Films for Teaching Peace
Over a decade ago Bush administration forced the United States into a war so poorly prepared and executed it soon turned into a complete catastrophe. The fact of how the bureaucrats misled the country has been already expressed, but they couldn’t have done it by themselves; they needed an obedient and docile press, to propagate their disinformation as actual news and encourage them to continue to do so.
Call of the Peace Pagoda is an intimate portrait of the Japanese and American Buddhists who live at the first Peace Pagoda built in the United States, located in rural western Massachusetts.
The film stars Marlee Matlin (in an Oscar-winning performance) and William Hurt as employees at a school for the deaf: a deaf custodian and a hearing speech teacher, whose conflicting ideologies on speech and deafness create tension and discord in their developing romantic relationship.
In the 53-minute documentary film Coexist, Rwanda’s unprecedented social experiment in government-mandated reconciliation is revealed for the first time through the eyes of a diverse range of survivors: victims, perpetrators, and those who bore witness to the 1994 genocide.
Control Room is a documentary film about Al Jazeera and its relations with the US Central Command (CENTCOM), as well as the other news organizations that covered the 2003 invasion of Iraq.
Crash features racial and social tensions in Los Angeles.
Traces the grassroots strategies of education and organization against rape in India after Jyoti Singh’s death.
To avoid a potentially explosive scandal when the U.S. President goes into a coma, an affable temp agency owner with an uncanny resemblance, is put in his place.
A nun, while comforting a convicted killer on death row, empathizes with both the killer and his victim’s families.
The story of a heroic Lutheran youth leader, pastor, and theologian, in Nazi Germany.

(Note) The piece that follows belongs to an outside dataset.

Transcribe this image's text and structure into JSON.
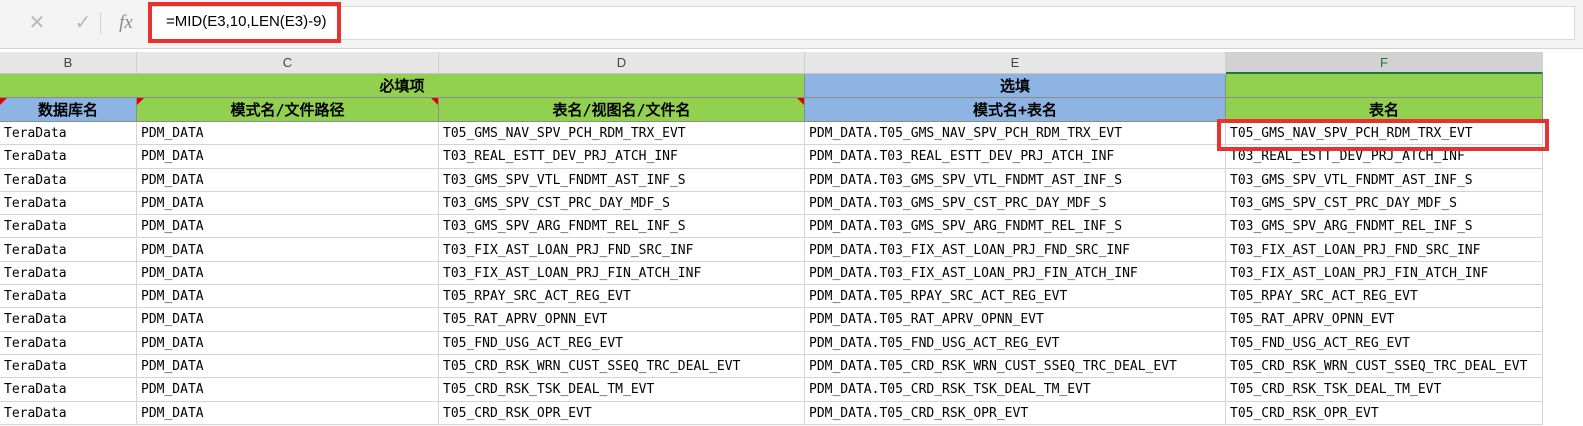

On the hottest day of the year on a street in the Bedford-Stuyvesant section of Brooklyn, everyone’s hate and bigotry smolders and builds until it explodes into violence.
The rise of musical singing group The Supremes and their battles to control their own destiny.
The story of an Israeli settler, a Palestinian ex-prisoner, a bereaved Israeli mother and a wounded Palestinian bereaved brother who risk their lives in order to press for a grassroots movement for nonviolence and peace.
Bolivian film extras launch a protest against the privatization of their water supply, which parallels the Spanish conquest and exploitation of the New World.
A documentary about modern and creative forms of nonviolent protest and civil disobedience.
Eyes on the Prize tells the definitive story of the civil rights era from the point of view of the ordinary men and women whose extraordinary actions launched a movement that changed the fabric of American life, and embodied a struggle whose reverberations continue to be felt today. Winner of numerous awards, Eyes on the Prize is the most critically acclaimed documentary on civil rights in America.
Faces of the Enemy follows social psychologist Sam Keen as he unmasks how individuals and nations dehumanize to justify the inhumanity of war.
An 18-year-old boy joins 92 squadron of Her Majesty’s Air Force.
For centuries, the United States government has taken Native American children away from their tribes, devastating parents and denying children their traditions, culture, and identity. First Light documents these practices from the 1800s to today, and tells the story of an unprecedented experiment in truth-telling and healing for Wabanaki people and child welfare workers in Maine.
Palestinian nonviolent struggles in the town of Bi’lin. Shot entirely by Palestinians.